- Failure for PHP 4 now handled gracefully instead of with a syntax error.
- Moved flushing of rewrite rules to only happen on plugin activation and
not on every page load. This should have a noticeable positive impact on
performance. The only downside is that the plugin will have to be
deactivated and reactivated if pretty permalinks are enabled (a worthy
trade-off in my opinion).
- Cleaned up the code in various places to make it more readable (especially
with regard to the error message pseudo-constants).
- Primarily a documentation release. Lots of stuff in the README was
clarified, fortified, beautified, and just plain shifted around.

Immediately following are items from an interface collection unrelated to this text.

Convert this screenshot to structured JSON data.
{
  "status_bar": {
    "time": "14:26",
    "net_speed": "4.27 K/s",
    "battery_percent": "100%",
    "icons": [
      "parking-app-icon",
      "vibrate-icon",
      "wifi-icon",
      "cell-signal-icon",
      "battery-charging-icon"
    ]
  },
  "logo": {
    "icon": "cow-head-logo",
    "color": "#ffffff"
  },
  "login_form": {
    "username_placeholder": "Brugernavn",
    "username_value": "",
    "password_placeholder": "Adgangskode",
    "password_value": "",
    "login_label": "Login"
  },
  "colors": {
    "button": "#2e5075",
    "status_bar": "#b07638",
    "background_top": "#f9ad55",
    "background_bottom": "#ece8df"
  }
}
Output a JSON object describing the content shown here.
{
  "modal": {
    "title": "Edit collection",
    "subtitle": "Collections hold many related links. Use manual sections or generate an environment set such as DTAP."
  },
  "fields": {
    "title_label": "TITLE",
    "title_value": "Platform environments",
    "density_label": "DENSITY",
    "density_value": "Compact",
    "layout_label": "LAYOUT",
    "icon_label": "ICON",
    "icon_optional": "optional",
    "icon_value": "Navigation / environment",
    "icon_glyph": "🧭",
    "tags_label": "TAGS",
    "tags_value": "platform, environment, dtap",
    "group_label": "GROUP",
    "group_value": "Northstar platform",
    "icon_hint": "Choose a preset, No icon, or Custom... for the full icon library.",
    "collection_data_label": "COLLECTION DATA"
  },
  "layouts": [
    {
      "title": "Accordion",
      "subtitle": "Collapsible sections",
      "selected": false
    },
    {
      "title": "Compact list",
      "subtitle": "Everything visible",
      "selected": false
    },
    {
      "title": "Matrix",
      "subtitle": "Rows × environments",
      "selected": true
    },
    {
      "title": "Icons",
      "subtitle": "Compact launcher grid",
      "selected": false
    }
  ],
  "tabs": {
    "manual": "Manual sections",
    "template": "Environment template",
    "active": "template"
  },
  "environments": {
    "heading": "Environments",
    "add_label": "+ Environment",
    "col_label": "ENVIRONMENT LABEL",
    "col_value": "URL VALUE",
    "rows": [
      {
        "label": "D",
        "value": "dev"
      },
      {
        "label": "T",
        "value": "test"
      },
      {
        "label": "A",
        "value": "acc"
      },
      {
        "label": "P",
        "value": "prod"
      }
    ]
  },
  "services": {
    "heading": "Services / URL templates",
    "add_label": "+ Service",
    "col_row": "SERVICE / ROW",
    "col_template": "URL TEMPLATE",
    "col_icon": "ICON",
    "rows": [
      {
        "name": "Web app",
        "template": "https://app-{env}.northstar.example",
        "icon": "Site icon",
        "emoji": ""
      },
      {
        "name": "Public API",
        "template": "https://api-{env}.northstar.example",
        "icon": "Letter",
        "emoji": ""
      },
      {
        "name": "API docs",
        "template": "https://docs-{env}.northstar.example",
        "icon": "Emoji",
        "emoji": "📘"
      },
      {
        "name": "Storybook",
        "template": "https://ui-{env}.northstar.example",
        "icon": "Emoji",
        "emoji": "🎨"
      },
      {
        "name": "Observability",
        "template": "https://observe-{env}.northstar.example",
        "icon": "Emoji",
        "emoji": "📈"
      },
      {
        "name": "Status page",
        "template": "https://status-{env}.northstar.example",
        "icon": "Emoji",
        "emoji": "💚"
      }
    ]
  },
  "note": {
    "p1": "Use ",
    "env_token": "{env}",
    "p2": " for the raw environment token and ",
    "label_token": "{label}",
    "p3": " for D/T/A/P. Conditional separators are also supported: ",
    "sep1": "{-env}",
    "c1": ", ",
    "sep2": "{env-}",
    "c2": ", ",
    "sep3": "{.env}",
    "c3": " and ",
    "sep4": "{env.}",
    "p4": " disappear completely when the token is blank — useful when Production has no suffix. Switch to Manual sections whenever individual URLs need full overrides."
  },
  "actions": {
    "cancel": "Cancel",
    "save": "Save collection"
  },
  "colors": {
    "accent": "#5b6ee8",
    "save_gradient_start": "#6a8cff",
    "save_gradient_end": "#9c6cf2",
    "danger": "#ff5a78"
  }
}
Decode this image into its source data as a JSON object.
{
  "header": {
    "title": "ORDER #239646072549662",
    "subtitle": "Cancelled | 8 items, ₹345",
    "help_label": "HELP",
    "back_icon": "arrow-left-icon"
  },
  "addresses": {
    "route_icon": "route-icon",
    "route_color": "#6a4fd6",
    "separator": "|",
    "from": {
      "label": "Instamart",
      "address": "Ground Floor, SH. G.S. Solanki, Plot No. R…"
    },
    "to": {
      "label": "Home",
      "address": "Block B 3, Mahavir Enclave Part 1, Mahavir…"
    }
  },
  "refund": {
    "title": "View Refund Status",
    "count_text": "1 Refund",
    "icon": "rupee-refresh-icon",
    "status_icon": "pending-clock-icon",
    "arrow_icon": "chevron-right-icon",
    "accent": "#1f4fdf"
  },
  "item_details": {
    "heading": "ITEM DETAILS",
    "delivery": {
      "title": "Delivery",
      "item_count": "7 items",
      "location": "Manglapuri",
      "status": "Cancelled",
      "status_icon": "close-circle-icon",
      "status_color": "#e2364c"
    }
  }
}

- Fixed a small bug related to a new option that was added in 1.2.0. After
saving the options twice, the problem would have fixed itself anyway.
- Added screenshots for the benefit of the WordPress Plugin Directory.
- Moved the changelog off of my site and into the Plugin Directory to give
people a more central point of contact.
- Added option to force all status updates to become actual posts.
- Added option in widget to “permalinkify timestamps” (archive page is
- Invented new English word: permalinkify.
- Tried to make the settings page clearer and easier to understand.
- Did some code housekeeping.
- Added Ping.fm logo to settings page.
- Complete code rewrite (PHP 4 procedural to PHP 5 OO) and new way of storing
settings in the database.
- Did away with external
ping.phpfile for receiving updates.
- Added native WordPress URL hooks and internal support for
- Added RSS feed containing 20 most recent status updates.
- Added archive/permalink pages for individual pings (mostly in conjunction
with RSS feed, but can be used elsewhere as well). Page is templated for
- Provided interface for user-supplied widget styles (CSS).
- Widget HTML/CSS makes more sense. Widget container has an ID of
and a class of
wp_pingfm_status()for people using non-widgetized themes. See
Other Notes section for docs.
- CSS is now targeting
#pingfmin a less specific way (because it broke on
themes with multiple sidebars).
- Fixed random bug only seen in WebKit where a space preceding a status update
was considered significant whitespace. (Don’t ask me—I don’t build it, I
just code to it.)
- The first non-beta release!
CREATE TABLEfor installer after reports of it failing on MySQL
versions < 4.1.
- Added check for widget to determine if database table was created properly.
- Tweaked a few textual things here and there.
- This version was never released publicly and the changes made for it were
rolled into 1.0.0.
- Added this page as a home
base for the plugin on my site.
- Made the README more readable (hopefully). The documentation should be
easier to understand now.
- Fixed the
mod_rewriteexample to include the
[L]flag. The entire line
didn’t get copied from my conf file the first time around.
- Minor textual changes and a speed enhancement (eliminated a DB call using
some crafty coding).
- Added widget options to specify colors used in injected style sheet (CSS).
- Reorganized, streamlined, and beautified some code.
- Fortified README with some additional information and a
example for shortening the inevitably long URL.
- The plugin now auto-detects the directory it’s running from. Anything under
/wordpress/wp-content/plugins should work reasonably well. If the
WordPress Plugin Directory wants to create a really long folder structure,
so be it.
- Added support for all types of Ping.fm updates. Blog and micro-blog posts
now show up as actual entries in WordPress.
- The initial public release! After being hacked together with loving care
during a couple late nights, the code finally sees the light of day. Cue
angelic choir and bright background light…